Seton Hall women’s basketball graduate assistant Alexandra Maseko finished as a Top-9 Finalist for the 2013 NCAA Woman of the Year Award following an awards ceremony in Indianapolis Sunday night.
One player from each team in every conference of all three division levels receives a nomination. The number of candidates shrinks as the selection process goes along. Maseko was named a Top-30 Finalist in August before making the top-nine earlier last month.
“It was a tremendous honor,” Maseko said. “It was very unexpected which I think made it an honor as well. The stuff that I do in my career was never meant to be for any kind of recognition, so for them to nominate me and for me to even get that far has been a really nice recognition and great honor.”
The top nine finalists were invited to an awards dinner on Sunday night, where the eventual winner would be announced. Maseko did not end up winning; however, she said just being able to be invited to the dinner was special enough.
“It (the dinner) was great! The food was great,” Maseko joked. “We got to mingle with a lot of people, organizers of the event itself, members of the NCAA, a whole bunch of coaches and family members from the other candidates from around the country. It was a great combination with the whole weekend.”
This marks the first season as new women’s head coach Tony Bozzella’s tenure at Seton Hall. But for all four of Maseko’s seasons with the team, it was Anne Donovan who was at the helm of the Hall during Maseko’s four year career.
“Alex being one of just nine women honored as a finalist for the 2013 NCAA Woman of the Year Award is truly a testament to how special Alex is,” Donovan said in an email. “This honor solidifies Alex as one of the finest student athletes to ever don a SHU uniform. Alex’s leadership and legacy will leave a lasting mark on athletics at Seton Hall University.”
Donovan, who now coaches the WNBA’s Connecticut Sun surprised her former player and attended the awards dinner.
“That was a great surprise, I had no idea she was coming out,” Maseko said. “Most of the girls here had family there, but obviously my family is not here so having her there meant a lot to me.”
Maseko, who along with her family is from Zimbabwe, noted that her basketball community is like a family to her.
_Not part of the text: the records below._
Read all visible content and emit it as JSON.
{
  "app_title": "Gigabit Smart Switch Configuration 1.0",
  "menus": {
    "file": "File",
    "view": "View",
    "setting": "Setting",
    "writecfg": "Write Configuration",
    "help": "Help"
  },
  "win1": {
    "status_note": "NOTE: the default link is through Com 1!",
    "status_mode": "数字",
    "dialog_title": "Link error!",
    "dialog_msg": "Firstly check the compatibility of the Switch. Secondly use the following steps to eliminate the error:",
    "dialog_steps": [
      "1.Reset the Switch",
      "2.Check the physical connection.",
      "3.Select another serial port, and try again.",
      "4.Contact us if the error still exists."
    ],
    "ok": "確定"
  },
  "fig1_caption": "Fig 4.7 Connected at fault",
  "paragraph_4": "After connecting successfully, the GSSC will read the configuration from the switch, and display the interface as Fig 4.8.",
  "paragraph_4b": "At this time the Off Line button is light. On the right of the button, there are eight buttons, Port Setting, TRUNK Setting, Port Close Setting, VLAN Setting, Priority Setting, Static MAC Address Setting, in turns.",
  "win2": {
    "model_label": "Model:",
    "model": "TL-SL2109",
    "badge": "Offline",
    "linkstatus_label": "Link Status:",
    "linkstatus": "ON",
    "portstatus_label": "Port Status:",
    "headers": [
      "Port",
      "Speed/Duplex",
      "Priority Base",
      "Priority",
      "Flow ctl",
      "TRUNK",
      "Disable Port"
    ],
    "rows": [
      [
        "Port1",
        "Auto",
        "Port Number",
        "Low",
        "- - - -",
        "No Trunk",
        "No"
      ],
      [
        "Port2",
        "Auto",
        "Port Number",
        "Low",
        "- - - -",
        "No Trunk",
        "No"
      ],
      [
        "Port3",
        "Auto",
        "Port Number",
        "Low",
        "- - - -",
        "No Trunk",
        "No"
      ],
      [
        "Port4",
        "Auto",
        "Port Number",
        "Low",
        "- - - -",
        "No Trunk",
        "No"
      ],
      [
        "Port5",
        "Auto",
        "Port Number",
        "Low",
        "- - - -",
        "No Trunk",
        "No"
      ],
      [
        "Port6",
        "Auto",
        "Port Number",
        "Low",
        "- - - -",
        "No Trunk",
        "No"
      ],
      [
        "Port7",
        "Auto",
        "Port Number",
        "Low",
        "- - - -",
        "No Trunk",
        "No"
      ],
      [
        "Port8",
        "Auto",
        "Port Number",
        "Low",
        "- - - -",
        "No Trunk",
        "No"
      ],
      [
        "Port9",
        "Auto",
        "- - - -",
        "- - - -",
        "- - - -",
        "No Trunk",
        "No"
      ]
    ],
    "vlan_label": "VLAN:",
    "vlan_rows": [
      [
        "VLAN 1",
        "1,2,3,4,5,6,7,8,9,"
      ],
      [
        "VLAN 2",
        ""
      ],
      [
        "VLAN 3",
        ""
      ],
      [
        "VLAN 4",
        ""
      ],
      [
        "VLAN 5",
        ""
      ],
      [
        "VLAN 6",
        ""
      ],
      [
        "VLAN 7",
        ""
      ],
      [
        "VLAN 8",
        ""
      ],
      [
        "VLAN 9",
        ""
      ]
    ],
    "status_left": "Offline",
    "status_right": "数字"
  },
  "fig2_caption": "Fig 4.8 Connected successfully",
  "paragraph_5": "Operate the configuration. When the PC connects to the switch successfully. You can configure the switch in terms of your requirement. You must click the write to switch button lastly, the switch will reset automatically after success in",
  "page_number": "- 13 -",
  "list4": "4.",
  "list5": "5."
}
Maseko, who is currently pursuing her master’s degree in International Relations and Diplomacy, has had a strong presence in community service for quite some time.
“Short term, my goal is to finish my master’s and to keep working here with the girls and watching them develop and grow and succeed and excel in this new conference,”
“I’ve also been planning to build on the projects I’m doing that’s sort of more towards the community service aspect, developing that and streamlining it.”
Maseko also added that she does not know if her playing days are over. She said there are a couple things she misses about playing at Seton Hall. “It’s hard staying on the sidelines watching the teammates you were just playing with last year, she said. I miss every bit of it, from yelling and cheering on the court to playing a cog in the wheel for Seton Hall basketball.”
David Heim can be reached at firstname.lastname@example.org.